App and web page records:
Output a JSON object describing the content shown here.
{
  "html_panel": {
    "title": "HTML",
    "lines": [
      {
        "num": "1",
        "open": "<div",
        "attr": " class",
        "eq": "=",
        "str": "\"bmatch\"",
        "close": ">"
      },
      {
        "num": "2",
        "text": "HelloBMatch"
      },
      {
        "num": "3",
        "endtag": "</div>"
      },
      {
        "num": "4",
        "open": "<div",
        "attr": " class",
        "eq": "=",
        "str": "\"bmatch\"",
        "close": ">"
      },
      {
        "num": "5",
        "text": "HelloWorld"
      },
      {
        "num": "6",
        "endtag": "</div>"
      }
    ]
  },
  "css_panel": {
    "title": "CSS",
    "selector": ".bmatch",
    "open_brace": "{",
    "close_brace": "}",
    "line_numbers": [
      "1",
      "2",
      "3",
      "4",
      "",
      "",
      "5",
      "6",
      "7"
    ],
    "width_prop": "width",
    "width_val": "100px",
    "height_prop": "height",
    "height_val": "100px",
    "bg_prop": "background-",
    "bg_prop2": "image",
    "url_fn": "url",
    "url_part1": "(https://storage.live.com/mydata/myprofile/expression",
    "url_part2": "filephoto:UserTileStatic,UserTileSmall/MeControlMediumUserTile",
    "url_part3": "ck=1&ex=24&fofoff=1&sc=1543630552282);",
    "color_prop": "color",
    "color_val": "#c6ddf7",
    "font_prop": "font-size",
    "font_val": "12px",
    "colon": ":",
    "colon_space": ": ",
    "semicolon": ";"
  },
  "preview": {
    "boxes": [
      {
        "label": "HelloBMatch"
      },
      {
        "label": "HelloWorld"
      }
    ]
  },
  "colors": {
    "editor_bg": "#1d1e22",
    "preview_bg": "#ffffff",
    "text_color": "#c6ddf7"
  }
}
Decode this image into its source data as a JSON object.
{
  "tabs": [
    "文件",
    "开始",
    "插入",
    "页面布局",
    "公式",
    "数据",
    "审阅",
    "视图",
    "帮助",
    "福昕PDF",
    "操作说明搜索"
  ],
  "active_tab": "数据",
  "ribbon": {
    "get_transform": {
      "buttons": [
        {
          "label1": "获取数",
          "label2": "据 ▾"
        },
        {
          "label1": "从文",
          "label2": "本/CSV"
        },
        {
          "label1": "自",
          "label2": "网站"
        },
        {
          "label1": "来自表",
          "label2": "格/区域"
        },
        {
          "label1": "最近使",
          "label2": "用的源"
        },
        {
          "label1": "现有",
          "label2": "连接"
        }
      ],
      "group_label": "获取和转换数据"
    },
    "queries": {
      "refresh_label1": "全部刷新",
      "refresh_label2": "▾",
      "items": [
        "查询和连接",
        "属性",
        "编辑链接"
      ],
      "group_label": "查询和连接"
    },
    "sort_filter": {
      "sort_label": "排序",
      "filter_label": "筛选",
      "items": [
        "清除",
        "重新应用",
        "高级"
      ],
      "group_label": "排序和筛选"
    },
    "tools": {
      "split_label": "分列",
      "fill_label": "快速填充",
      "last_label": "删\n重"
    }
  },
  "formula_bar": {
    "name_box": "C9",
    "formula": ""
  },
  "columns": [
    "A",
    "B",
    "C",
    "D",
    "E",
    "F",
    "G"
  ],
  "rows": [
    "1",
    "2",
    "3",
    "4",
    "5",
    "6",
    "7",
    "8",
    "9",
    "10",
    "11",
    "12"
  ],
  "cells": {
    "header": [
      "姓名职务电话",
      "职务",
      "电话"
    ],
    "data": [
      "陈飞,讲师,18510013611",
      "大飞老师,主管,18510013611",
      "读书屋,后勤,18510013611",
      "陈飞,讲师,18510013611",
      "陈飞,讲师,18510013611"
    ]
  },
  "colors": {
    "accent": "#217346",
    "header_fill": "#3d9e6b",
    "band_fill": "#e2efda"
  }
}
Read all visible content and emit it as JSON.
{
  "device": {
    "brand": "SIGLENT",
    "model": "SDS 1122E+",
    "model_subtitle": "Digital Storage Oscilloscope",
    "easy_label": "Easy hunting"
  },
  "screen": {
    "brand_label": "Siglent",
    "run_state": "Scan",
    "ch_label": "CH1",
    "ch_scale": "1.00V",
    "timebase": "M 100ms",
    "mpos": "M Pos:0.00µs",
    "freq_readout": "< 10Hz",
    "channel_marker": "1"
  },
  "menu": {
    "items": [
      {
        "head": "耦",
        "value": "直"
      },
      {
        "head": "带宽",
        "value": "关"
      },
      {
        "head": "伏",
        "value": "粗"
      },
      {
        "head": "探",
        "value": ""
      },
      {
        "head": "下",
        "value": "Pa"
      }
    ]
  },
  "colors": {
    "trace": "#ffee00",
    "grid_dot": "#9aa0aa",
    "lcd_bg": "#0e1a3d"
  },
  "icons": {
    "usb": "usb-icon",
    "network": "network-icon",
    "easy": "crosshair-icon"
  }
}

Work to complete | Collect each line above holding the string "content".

The answer |
Output a JSON object describing the content shown here.
Read all visible content and emit it as JSON.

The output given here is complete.